= Description of the task =
Each line in the listing below that contains "System" should be returned.
:: Listed entries
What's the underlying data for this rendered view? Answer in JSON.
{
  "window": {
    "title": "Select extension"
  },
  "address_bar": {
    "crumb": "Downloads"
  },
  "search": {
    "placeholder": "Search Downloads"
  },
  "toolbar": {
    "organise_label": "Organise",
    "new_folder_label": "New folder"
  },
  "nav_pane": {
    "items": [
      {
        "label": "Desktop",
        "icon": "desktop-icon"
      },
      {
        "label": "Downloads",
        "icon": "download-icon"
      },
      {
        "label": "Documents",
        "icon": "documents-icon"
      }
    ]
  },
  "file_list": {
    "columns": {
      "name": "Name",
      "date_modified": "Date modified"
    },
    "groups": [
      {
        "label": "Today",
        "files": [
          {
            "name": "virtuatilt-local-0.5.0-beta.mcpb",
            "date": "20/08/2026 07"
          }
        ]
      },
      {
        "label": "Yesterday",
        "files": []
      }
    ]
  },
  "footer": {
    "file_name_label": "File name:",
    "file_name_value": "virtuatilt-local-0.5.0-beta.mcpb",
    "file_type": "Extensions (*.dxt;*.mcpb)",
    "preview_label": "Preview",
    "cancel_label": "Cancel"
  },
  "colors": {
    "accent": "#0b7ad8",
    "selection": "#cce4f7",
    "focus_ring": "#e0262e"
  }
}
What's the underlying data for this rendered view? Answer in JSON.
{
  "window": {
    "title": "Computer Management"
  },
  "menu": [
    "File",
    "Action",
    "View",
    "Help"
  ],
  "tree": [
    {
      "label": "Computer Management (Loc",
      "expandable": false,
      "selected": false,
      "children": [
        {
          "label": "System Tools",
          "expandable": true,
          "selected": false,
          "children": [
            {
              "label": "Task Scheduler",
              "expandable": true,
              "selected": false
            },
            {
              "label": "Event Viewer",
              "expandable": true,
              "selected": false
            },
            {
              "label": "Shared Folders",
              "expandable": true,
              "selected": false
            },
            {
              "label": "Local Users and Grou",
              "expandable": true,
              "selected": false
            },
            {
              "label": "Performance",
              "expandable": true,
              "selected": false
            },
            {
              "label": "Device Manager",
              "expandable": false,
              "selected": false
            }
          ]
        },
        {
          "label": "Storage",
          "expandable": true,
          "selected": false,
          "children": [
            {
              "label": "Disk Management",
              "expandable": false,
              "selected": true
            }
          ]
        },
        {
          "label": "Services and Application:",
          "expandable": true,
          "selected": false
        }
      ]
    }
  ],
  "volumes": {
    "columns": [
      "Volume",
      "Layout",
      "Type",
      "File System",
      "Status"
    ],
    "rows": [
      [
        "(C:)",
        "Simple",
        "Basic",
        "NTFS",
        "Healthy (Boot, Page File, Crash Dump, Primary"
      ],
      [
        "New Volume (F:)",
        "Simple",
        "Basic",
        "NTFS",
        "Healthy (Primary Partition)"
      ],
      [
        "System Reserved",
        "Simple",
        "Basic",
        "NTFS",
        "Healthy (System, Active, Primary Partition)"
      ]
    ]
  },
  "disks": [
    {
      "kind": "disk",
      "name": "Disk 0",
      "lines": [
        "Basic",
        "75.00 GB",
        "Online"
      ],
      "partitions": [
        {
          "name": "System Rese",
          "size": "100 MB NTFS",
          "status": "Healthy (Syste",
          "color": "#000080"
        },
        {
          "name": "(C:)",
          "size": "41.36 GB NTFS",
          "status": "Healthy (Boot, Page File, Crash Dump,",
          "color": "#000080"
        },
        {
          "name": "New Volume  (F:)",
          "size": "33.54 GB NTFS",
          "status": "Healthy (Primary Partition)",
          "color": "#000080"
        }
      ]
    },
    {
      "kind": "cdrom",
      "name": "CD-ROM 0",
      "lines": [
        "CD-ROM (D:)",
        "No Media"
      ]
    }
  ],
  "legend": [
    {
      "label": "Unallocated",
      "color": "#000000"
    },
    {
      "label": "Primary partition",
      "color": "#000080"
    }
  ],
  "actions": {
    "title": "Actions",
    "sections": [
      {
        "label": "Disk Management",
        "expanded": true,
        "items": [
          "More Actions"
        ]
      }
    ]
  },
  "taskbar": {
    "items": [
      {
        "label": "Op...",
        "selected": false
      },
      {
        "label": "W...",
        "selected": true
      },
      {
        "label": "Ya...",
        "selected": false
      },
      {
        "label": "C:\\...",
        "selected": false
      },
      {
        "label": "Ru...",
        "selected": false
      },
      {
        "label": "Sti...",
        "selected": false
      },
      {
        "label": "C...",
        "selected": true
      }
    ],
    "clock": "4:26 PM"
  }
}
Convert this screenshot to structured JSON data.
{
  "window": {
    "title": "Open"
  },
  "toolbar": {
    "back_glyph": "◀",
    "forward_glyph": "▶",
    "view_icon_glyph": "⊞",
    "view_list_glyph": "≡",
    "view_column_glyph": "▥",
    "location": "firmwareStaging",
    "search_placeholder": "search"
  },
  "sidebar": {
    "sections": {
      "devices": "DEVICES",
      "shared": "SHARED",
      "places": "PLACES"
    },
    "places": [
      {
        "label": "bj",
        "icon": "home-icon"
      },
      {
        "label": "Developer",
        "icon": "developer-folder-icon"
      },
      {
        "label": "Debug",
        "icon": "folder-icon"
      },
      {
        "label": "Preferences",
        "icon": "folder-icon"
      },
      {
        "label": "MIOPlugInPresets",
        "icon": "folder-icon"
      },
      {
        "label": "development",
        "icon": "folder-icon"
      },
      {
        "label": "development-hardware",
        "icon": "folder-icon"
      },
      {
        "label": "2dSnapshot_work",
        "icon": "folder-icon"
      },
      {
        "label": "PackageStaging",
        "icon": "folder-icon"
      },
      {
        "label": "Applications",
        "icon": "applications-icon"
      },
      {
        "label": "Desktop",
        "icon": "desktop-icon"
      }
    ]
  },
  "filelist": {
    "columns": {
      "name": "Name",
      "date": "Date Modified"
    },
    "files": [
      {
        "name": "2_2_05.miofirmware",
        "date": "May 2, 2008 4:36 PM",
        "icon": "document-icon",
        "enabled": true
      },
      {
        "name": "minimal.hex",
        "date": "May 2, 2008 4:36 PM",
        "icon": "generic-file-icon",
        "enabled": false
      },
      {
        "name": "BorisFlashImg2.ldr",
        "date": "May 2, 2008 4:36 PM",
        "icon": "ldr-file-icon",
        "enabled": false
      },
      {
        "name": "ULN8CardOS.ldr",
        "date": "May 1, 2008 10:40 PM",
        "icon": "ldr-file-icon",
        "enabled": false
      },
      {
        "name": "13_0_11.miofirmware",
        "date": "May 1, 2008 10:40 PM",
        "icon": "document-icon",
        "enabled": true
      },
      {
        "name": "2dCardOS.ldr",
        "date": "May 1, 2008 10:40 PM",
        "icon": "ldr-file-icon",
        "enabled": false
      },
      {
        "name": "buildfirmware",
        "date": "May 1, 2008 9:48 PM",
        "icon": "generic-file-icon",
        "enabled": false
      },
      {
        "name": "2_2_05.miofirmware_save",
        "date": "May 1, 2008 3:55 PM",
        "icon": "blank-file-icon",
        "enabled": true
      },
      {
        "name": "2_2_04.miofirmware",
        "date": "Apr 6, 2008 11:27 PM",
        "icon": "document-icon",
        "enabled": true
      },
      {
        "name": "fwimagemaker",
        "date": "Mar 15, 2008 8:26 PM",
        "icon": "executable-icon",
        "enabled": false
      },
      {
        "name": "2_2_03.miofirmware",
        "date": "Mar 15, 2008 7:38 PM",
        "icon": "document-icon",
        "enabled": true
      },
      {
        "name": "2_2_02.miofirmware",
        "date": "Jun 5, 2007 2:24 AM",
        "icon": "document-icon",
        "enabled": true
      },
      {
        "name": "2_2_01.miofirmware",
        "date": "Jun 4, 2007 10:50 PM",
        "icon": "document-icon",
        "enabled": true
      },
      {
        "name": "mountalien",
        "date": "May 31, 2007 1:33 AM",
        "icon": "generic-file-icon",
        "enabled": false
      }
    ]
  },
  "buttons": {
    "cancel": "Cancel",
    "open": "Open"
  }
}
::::
= Exercise response =
          "label": "System Tools",
      "File System",
        "System Reserved",
        "Healthy (System, Active, Primary Partition)"
          "name": "System Rese",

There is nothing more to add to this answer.